------ Data provided

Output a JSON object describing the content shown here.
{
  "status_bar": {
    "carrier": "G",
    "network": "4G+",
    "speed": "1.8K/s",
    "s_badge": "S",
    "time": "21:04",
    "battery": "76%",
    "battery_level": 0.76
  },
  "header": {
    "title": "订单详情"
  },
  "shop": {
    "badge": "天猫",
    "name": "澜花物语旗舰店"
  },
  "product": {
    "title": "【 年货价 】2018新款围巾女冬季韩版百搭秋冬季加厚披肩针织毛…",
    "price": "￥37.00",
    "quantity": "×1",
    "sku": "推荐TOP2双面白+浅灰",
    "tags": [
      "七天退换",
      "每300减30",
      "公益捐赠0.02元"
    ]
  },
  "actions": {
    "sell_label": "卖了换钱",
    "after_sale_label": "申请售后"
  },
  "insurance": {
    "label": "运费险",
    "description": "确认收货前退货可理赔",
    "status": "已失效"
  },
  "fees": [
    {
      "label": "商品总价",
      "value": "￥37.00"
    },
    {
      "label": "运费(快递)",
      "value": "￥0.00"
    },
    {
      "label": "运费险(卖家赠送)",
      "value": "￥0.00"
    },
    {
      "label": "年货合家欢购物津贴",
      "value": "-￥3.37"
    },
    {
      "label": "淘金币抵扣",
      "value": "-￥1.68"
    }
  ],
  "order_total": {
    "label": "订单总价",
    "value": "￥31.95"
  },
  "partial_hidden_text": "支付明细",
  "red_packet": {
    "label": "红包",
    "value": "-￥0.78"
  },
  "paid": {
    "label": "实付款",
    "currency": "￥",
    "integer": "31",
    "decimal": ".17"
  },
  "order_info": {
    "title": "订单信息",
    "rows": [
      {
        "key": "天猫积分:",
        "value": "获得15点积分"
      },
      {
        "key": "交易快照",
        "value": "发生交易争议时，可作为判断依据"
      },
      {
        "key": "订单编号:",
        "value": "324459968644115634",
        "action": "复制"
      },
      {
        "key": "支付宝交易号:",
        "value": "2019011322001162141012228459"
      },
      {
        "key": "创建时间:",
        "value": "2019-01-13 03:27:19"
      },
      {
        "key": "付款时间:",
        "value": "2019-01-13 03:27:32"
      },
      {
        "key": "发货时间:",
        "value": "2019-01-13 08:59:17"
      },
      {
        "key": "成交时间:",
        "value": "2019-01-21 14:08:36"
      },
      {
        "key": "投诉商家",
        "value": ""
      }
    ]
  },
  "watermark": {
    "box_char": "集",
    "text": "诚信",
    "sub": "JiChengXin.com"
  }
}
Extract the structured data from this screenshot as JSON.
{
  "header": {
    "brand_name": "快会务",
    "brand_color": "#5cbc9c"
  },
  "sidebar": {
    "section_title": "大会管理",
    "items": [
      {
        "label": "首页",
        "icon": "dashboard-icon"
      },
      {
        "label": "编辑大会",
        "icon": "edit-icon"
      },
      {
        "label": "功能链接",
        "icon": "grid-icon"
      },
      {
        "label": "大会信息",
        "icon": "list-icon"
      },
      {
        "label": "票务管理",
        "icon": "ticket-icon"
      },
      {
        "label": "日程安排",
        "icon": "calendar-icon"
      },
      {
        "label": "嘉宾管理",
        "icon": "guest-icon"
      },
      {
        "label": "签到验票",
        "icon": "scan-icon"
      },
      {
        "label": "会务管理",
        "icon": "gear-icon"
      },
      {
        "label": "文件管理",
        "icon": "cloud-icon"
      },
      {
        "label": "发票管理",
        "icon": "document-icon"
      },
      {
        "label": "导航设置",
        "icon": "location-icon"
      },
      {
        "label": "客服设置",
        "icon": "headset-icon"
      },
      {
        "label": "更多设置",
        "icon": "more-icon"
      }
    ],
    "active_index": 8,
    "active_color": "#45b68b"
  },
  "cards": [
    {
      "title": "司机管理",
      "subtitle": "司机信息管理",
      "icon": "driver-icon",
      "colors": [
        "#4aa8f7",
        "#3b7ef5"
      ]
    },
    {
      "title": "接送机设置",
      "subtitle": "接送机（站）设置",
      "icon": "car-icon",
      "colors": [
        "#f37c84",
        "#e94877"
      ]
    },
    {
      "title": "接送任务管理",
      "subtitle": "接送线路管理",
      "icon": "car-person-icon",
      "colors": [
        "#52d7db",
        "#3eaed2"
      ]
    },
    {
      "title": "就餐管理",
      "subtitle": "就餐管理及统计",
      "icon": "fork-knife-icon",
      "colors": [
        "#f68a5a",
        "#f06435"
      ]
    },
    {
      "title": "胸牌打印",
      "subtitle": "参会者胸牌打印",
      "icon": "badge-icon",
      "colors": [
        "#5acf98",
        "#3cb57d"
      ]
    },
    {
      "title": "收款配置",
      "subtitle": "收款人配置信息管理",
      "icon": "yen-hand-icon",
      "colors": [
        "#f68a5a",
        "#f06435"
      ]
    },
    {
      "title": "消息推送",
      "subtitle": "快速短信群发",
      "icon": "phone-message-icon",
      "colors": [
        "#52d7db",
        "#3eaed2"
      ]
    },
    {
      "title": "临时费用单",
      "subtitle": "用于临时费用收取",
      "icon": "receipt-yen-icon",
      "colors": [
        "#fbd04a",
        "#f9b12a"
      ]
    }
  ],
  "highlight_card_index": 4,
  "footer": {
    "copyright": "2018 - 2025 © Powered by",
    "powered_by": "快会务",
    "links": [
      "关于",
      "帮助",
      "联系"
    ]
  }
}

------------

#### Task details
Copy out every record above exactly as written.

#### The answer
Output a JSON object describing the content shown here.
{
  "status_bar": {
    "carrier": "G",
    "network": "4G+",
    "speed": "1.8K/s",
    "s_badge": "S",
    "time": "21:04",
    "battery": "76%",
    "battery_level": 0.76
  },
  "header": {
    "title": "订单详情"
  },
  "shop": {
    "badge": "天猫",
    "name": "澜花物语旗舰店"
  },
  "product": {
    "title": "【 年货价 】2018新款围巾女冬季韩版百搭秋冬季加厚披肩针织毛…",
    "price": "￥37.00",
    "quantity": "×1",
    "sku": "推荐TOP2双面白+浅灰",
    "tags": [
      "七天退换",
      "每300减30",
      "公益捐赠0.02元"
    ]
  },
  "actions": {
    "sell_label": "卖了换钱",
    "after_sale_label": "申请售后"
  },
  "insurance": {
    "label": "运费险",
    "description": "确认收货前退货可理赔",
    "status": "已失效"
  },
  "fees": [
    {
      "label": "商品总价",
      "value": "￥37.00"
    },
    {
      "label": "运费(快递)",
      "value": "￥0.00"
    },
    {
      "label": "运费险(卖家赠送)",
      "value": "￥0.00"
    },
    {
      "label": "年货合家欢购物津贴",
      "value": "-￥3.37"
    },
    {
      "label": "淘金币抵扣",
      "value": "-￥1.68"
    }
  ],
  "order_total": {
    "label": "订单总价",
    "value": "￥31.95"
  },
  "partial_hidden_text": "支付明细",
  "red_packet": {
    "label": "红包",
    "value": "-￥0.78"
  },
  "paid": {
    "label": "实付款",
    "currency": "￥",
    "integer": "31",
    "decimal": ".17"
  },
  "order_info": {
    "title": "订单信息",
    "rows": [
      {
        "key": "天猫积分:",
        "value": "获得15点积分"
      },
      {
        "key": "交易快照",
        "value": "发生交易争议时，可作为判断依据"
      },
      {
        "key": "订单编号:",
        "value": "324459968644115634",
        "action": "复制"
      },
      {
        "key": "支付宝交易号:",
        "value": "2019011322001162141012228459"
      },
      {
        "key": "创建时间:",
        "value": "2019-01-13 03:27:19"
      },
      {
        "key": "付款时间:",
        "value": "2019-01-13 03:27:32"
      },
      {
        "key": "发货时间:",
        "value": "2019-01-13 08:59:17"
      },
      {
        "key": "成交时间:",
        "value": "2019-01-21 14:08:36"
      },
      {
        "key": "投诉商家",
        "value": ""
      }
    ]
  },
  "watermark": {
    "box_char": "集",
    "text": "诚信",
    "sub": "JiChengXin.com"
  }
}
Extract the structured data from this screenshot as JSON.
{
  "header": {
    "brand_name": "快会务",
    "brand_color": "#5cbc9c"
  },
  "sidebar": {
    "section_title": "大会管理",
    "items": [
      {
        "label": "首页",
        "icon": "dashboard-icon"
      },
      {
        "label": "编辑大会",
        "icon": "edit-icon"
      },
      {
        "label": "功能链接",
        "icon": "grid-icon"
      },
      {
        "label": "大会信息",
        "icon": "list-icon"
      },
      {
        "label": "票务管理",
        "icon": "ticket-icon"
      },
      {
        "label": "日程安排",
        "icon": "calendar-icon"
      },
      {
        "label": "嘉宾管理",
        "icon": "guest-icon"
      },
      {
        "label": "签到验票",
        "icon": "scan-icon"
      },
      {
        "label": "会务管理",
        "icon": "gear-icon"
      },
      {
        "label": "文件管理",
        "icon": "cloud-icon"
      },
      {
        "label": "发票管理",
        "icon": "document-icon"
      },
      {
        "label": "导航设置",
        "icon": "location-icon"
      },
      {
        "label": "客服设置",
        "icon": "headset-icon"
      },
      {
        "label": "更多设置",
        "icon": "more-icon"
      }
    ],
    "active_index": 8,
    "active_color": "#45b68b"
  },
  "cards": [
    {
      "title": "司机管理",
      "subtitle": "司机信息管理",
      "icon": "driver-icon",
      "colors": [
        "#4aa8f7",
        "#3b7ef5"
      ]
    },
    {
      "title": "接送机设置",
      "subtitle": "接送机（站）设置",
      "icon": "car-icon",
      "colors": [
        "#f37c84",
        "#e94877"
      ]
    },
    {
      "title": "接送任务管理",
      "subtitle": "接送线路管理",
      "icon": "car-person-icon",
      "colors": [
        "#52d7db",
        "#3eaed2"
      ]
    },
    {
      "title": "就餐管理",
      "subtitle": "就餐管理及统计",
      "icon": "fork-knife-icon",
      "colors": [
        "#f68a5a",
        "#f06435"
      ]
    },
    {
      "title": "胸牌打印",
      "subtitle": "参会者胸牌打印",
      "icon": "badge-icon",
      "colors": [
        "#5acf98",
        "#3cb57d"
      ]
    },
    {
      "title": "收款配置",
      "subtitle": "收款人配置信息管理",
      "icon": "yen-hand-icon",
      "colors": [
        "#f68a5a",
        "#f06435"
      ]
    },
    {
      "title": "消息推送",
      "subtitle": "快速短信群发",
      "icon": "phone-message-icon",
      "colors": [
        "#52d7db",
        "#3eaed2"
      ]
    },
    {
      "title": "临时费用单",
      "subtitle": "用于临时费用收取",
      "icon": "receipt-yen-icon",
      "colors": [
        "#fbd04a",
        "#f9b12a"
      ]
    }
  ],
  "highlight_card_index": 4,
  "footer": {
    "copyright": "2018 - 2025 © Powered by",
    "powered_by": "快会务",
    "links": [
      "关于",
      "帮助",
      "联系"
    ]
  }
}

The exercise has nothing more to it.